Retrieve every line from the records in which the word "JSON" occurs.

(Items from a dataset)
# # # # #

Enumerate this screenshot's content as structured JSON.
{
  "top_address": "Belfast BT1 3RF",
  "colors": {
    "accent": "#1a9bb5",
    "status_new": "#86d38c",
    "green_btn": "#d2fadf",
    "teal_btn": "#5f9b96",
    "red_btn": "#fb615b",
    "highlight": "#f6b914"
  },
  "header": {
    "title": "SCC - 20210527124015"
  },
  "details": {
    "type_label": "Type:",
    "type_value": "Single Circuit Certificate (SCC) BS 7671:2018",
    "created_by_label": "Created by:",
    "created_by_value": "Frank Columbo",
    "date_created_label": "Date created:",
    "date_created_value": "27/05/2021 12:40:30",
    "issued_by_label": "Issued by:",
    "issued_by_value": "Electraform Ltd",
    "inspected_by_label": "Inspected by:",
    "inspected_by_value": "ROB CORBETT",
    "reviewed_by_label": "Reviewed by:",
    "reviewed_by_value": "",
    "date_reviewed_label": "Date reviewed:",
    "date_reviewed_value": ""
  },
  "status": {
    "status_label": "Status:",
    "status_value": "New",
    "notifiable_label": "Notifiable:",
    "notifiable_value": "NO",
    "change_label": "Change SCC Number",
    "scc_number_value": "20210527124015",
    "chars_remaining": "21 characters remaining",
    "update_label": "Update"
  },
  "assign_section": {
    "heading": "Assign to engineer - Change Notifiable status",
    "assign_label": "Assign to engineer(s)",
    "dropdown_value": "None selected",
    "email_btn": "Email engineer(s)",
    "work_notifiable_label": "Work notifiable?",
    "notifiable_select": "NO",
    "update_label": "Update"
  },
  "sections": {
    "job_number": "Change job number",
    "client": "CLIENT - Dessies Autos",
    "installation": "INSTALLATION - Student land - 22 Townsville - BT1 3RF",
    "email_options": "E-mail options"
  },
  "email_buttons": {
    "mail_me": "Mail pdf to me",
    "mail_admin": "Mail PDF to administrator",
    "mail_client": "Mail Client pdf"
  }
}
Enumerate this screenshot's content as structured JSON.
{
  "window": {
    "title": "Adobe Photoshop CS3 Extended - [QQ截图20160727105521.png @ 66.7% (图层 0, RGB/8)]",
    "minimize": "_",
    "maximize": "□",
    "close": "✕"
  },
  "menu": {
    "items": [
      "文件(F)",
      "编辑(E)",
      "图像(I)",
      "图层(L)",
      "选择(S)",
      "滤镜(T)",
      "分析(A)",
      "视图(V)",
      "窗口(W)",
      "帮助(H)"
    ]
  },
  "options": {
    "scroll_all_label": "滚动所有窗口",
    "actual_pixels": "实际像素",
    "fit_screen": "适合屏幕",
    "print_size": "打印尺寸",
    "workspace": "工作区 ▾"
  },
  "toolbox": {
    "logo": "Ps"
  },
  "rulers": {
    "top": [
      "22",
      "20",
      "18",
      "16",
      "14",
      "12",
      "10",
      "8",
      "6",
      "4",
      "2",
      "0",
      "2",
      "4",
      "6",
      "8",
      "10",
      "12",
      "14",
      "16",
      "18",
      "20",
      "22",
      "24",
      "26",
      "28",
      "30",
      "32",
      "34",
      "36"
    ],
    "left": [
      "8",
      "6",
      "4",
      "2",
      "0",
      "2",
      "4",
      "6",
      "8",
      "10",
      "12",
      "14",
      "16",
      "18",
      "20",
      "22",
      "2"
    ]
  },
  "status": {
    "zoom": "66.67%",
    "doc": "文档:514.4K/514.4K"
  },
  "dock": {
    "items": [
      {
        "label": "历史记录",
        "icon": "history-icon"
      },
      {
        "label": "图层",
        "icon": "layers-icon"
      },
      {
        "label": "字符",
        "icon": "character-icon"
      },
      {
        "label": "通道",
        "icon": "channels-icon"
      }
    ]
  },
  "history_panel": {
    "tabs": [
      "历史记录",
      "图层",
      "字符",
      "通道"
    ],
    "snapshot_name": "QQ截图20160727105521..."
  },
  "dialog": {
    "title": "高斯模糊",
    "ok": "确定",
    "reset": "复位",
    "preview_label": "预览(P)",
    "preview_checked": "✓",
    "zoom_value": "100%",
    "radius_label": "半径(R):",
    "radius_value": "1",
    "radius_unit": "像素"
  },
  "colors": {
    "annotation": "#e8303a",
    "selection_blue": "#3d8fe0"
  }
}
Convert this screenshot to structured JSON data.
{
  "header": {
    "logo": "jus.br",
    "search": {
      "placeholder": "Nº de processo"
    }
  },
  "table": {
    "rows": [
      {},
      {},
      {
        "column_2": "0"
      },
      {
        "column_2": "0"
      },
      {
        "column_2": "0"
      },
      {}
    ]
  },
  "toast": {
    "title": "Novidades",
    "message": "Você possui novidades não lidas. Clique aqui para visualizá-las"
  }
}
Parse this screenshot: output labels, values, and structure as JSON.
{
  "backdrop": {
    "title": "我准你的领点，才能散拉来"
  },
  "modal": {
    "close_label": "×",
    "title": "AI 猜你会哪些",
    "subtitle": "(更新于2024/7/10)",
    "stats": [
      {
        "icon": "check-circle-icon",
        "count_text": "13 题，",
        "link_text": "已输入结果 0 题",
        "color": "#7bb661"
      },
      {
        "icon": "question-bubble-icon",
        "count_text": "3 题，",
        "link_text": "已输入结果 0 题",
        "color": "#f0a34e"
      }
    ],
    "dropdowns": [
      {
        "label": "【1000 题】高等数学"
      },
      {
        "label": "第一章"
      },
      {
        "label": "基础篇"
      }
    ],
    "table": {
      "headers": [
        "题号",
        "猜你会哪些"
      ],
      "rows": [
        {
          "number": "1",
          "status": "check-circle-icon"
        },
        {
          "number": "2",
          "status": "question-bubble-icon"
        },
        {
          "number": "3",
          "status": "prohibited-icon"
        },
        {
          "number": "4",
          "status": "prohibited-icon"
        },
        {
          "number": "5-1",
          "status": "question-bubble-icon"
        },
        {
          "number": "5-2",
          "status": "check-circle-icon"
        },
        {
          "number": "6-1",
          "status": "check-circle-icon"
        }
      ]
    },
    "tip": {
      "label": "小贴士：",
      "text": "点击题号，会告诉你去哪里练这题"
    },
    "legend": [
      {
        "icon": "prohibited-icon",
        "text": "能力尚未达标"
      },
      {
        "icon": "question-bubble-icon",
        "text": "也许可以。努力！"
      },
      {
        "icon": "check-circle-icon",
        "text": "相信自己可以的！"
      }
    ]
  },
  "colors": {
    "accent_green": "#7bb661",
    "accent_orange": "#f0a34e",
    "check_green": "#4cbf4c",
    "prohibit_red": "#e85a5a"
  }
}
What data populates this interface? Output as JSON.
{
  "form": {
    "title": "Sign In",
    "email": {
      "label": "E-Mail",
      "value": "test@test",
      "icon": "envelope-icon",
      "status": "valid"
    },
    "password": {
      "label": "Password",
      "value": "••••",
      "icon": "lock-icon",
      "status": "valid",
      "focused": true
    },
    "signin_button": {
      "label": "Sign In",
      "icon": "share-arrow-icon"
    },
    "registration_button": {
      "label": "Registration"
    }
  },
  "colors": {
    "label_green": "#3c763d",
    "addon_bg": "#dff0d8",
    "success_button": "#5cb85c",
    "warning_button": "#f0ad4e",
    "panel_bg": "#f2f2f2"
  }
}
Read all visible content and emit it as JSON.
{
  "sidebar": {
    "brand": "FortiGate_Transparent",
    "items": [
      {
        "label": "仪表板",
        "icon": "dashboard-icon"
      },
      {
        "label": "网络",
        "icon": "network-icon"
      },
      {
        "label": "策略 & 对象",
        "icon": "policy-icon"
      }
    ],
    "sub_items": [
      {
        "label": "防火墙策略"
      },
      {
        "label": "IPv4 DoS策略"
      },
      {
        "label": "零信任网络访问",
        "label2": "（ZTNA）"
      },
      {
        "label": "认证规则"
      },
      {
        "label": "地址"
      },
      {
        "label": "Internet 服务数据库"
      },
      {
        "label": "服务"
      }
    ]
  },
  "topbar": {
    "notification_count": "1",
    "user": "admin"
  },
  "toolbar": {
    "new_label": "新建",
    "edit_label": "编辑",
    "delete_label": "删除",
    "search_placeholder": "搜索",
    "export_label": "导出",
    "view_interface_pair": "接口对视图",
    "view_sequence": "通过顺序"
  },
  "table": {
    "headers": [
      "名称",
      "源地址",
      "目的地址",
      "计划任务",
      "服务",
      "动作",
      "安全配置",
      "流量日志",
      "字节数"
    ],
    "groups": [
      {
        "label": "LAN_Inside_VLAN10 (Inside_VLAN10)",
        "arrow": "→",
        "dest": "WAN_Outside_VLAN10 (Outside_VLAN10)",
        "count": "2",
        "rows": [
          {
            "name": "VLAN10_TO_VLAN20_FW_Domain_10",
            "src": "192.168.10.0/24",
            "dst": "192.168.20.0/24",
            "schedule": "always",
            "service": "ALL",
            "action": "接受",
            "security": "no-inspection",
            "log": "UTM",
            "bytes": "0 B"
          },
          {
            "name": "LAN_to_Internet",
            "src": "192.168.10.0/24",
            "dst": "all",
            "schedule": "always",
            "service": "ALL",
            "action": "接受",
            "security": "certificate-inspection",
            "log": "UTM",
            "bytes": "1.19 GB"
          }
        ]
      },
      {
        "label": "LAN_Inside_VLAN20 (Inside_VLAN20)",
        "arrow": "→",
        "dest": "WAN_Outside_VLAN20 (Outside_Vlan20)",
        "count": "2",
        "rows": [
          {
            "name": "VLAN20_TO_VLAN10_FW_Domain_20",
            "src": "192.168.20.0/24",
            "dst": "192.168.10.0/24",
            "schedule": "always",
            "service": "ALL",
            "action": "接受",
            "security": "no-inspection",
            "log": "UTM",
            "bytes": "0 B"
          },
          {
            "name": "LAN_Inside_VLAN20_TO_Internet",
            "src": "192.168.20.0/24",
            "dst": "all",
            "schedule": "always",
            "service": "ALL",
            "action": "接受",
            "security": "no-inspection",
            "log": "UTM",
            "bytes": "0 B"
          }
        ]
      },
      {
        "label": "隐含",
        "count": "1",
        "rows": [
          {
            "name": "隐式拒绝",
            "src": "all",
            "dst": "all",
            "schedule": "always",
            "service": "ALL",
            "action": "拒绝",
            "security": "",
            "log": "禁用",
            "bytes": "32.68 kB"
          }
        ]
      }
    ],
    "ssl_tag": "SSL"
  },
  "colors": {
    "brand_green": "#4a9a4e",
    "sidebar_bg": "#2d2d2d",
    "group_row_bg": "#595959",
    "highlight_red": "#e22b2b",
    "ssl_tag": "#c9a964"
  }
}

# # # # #

- _SOLUTION TO THIS TASK_
Enumerate this screenshot's content as structured JSON.
Enumerate this screenshot's content as structured JSON.
Convert this screenshot to structured JSON data.
Parse this screenshot: output labels, values, and structure as JSON.
What data populates this interface? Output as JSON.
Read all visible content and emit it as JSON.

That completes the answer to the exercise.